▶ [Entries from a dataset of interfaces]
==================================================

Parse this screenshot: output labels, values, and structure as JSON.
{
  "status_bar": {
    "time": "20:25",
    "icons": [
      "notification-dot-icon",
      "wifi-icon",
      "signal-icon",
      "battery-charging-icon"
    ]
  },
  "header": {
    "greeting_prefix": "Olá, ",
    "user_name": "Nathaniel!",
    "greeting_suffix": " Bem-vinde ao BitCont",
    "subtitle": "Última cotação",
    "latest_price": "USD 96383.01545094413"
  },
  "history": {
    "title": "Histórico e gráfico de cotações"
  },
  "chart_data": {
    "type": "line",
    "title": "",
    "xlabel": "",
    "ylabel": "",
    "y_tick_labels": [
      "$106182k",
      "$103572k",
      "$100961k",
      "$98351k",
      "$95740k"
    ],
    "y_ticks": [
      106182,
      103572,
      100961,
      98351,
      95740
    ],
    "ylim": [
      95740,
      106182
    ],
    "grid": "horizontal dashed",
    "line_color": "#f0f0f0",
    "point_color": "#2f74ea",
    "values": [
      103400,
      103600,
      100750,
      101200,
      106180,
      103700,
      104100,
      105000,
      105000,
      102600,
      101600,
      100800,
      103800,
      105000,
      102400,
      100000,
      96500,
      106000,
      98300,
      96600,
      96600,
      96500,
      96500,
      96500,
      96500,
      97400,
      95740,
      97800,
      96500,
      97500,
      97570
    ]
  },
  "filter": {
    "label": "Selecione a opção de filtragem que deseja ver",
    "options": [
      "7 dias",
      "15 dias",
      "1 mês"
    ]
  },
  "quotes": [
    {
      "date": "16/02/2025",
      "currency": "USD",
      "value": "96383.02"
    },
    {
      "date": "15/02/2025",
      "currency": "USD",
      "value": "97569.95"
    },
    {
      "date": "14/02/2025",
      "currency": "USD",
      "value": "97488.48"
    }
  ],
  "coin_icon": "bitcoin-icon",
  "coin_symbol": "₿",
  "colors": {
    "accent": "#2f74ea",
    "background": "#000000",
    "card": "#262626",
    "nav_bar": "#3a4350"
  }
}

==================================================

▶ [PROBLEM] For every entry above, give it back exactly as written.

▶ [RESPONSE BOX]
Parse this screenshot: output labels, values, and structure as JSON.
{
  "status_bar": {
    "time": "20:25",
    "icons": [
      "notification-dot-icon",
      "wifi-icon",
      "signal-icon",
      "battery-charging-icon"
    ]
  },
  "header": {
    "greeting_prefix": "Olá, ",
    "user_name": "Nathaniel!",
    "greeting_suffix": " Bem-vinde ao BitCont",
    "subtitle": "Última cotação",
    "latest_price": "USD 96383.01545094413"
  },
  "history": {
    "title": "Histórico e gráfico de cotações"
  },
  "chart_data": {
    "type": "line",
    "title": "",
    "xlabel": "",
    "ylabel": "",
    "y_tick_labels": [
      "$106182k",
      "$103572k",
      "$100961k",
      "$98351k",
      "$95740k"
    ],
    "y_ticks": [
      106182,
      103572,
      100961,
      98351,
      95740
    ],
    "ylim": [
      95740,
      106182
    ],
    "grid": "horizontal dashed",
    "line_color": "#f0f0f0",
    "point_color": "#2f74ea",
    "values": [
      103400,
      103600,
      100750,
      101200,
      106180,
      103700,
      104100,
      105000,
      105000,
      102600,
      101600,
      100800,
      103800,
      105000,
      102400,
      100000,
      96500,
      106000,
      98300,
      96600,
      96600,
      96500,
      96500,
      96500,
      96500,
      97400,
      95740,
      97800,
      96500,
      97500,
      97570
    ]
  },
  "filter": {
    "label": "Selecione a opção de filtragem que deseja ver",
    "options": [
      "7 dias",
      "15 dias",
      "1 mês"
    ]
  },
  "quotes": [
    {
      "date": "16/02/2025",
      "currency": "USD",
      "value": "96383.02"
    },
    {
      "date": "15/02/2025",
      "currency": "USD",
      "value": "97569.95"
    },
    {
      "date": "14/02/2025",
      "currency": "USD",
      "value": "97488.48"
    }
  ],
  "coin_icon": "bitcoin-icon",
  "coin_symbol": "₿",
  "colors": {
    "accent": "#2f74ea",
    "background": "#000000",
    "card": "#262626",
    "nav_bar": "#3a4350"
  }
}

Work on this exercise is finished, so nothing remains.